◆ What to produce:
Could you please repeat all of the entries exactly as written?

◆ Records for the task:
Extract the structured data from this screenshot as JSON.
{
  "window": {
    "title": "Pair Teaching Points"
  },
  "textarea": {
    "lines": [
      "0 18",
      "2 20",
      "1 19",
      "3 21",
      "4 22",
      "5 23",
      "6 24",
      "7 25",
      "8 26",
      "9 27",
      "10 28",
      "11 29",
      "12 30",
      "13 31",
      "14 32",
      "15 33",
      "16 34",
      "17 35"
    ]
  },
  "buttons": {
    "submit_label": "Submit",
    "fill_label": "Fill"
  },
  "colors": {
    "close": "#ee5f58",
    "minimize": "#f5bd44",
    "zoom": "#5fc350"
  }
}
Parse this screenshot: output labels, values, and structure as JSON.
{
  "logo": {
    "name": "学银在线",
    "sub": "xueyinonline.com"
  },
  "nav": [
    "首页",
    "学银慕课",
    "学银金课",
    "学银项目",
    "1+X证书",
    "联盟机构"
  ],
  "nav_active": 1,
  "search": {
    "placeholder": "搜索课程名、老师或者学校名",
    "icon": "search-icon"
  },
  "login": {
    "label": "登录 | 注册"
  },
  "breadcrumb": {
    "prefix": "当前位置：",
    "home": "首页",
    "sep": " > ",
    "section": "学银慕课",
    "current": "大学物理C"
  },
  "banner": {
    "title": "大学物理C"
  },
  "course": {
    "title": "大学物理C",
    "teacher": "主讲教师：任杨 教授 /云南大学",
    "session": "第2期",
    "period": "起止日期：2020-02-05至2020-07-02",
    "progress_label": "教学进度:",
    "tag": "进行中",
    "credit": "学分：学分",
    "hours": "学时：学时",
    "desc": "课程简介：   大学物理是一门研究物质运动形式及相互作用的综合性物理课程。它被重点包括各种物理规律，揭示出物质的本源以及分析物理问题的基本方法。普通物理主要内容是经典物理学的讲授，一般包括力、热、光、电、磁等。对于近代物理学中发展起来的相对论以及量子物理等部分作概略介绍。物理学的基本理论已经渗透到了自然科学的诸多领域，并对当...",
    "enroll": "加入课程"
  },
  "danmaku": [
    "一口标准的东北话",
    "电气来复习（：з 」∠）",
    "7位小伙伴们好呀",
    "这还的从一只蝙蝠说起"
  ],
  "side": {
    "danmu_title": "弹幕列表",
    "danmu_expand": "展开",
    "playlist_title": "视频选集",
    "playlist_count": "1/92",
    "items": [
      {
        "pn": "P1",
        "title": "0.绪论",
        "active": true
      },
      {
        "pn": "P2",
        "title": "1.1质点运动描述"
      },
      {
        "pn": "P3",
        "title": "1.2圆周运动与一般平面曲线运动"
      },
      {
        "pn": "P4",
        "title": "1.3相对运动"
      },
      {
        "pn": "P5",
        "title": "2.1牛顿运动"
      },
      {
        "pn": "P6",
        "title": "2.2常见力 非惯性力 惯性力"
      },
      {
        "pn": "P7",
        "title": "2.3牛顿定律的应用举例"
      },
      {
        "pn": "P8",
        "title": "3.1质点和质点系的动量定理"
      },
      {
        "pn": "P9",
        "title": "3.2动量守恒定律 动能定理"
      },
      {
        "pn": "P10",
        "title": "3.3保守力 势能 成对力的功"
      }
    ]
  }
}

◆ Response to the task:
Extract the structured data from this screenshot as JSON.
{
  "window": {
    "title": "Pair Teaching Points"
  },
  "textarea": {
    "lines": [
      "0 18",
      "2 20",
      "1 19",
      "3 21",
      "4 22",
      "5 23",
      "6 24",
      "7 25",
      "8 26",
      "9 27",
      "10 28",
      "11 29",
      "12 30",
      "13 31",
      "14 32",
      "15 33",
      "16 34",
      "17 35"
    ]
  },
  "buttons": {
    "submit_label": "Submit",
    "fill_label": "Fill"
  },
  "colors": {
    "close": "#ee5f58",
    "minimize": "#f5bd44",
    "zoom": "#5fc350"
  }
}
Parse this screenshot: output labels, values, and structure as JSON.
{
  "logo": {
    "name": "学银在线",
    "sub": "xueyinonline.com"
  },
  "nav": [
    "首页",
    "学银慕课",
    "学银金课",
    "学银项目",
    "1+X证书",
    "联盟机构"
  ],
  "nav_active": 1,
  "search": {
    "placeholder": "搜索课程名、老师或者学校名",
    "icon": "search-icon"
  },
  "login": {
    "label": "登录 | 注册"
  },
  "breadcrumb": {
    "prefix": "当前位置：",
    "home": "首页",
    "sep": " > ",
    "section": "学银慕课",
    "current": "大学物理C"
  },
  "banner": {
    "title": "大学物理C"
  },
  "course": {
    "title": "大学物理C",
    "teacher": "主讲教师：任杨 教授 /云南大学",
    "session": "第2期",
    "period": "起止日期：2020-02-05至2020-07-02",
    "progress_label": "教学进度:",
    "tag": "进行中",
    "credit": "学分：学分",
    "hours": "学时：学时",
    "desc": "课程简介：   大学物理是一门研究物质运动形式及相互作用的综合性物理课程。它被重点包括各种物理规律，揭示出物质的本源以及分析物理问题的基本方法。普通物理主要内容是经典物理学的讲授，一般包括力、热、光、电、磁等。对于近代物理学中发展起来的相对论以及量子物理等部分作概略介绍。物理学的基本理论已经渗透到了自然科学的诸多领域，并对当...",
    "enroll": "加入课程"
  },
  "danmaku": [
    "一口标准的东北话",
    "电气来复习（：з 」∠）",
    "7位小伙伴们好呀",
    "这还的从一只蝙蝠说起"
  ],
  "side": {
    "danmu_title": "弹幕列表",
    "danmu_expand": "展开",
    "playlist_title": "视频选集",
    "playlist_count": "1/92",
    "items": [
      {
        "pn": "P1",
        "title": "0.绪论",
        "active": true
      },
      {
        "pn": "P2",
        "title": "1.1质点运动描述"
      },
      {
        "pn": "P3",
        "title": "1.2圆周运动与一般平面曲线运动"
      },
      {
        "pn": "P4",
        "title": "1.3相对运动"
      },
      {
        "pn": "P5",
        "title": "2.1牛顿运动"
      },
      {
        "pn": "P6",
        "title": "2.2常见力 非惯性力 惯性力"
      },
      {
        "pn": "P7",
        "title": "2.3牛顿定律的应用举例"
      },
      {
        "pn": "P8",
        "title": "3.1质点和质点系的动量定理"
      },
      {
        "pn": "P9",
        "title": "3.2动量守恒定律 动能定理"
      },
      {
        "pn": "P10",
        "title": "3.3保守力 势能 成对力的功"
      }
    ]
  }
}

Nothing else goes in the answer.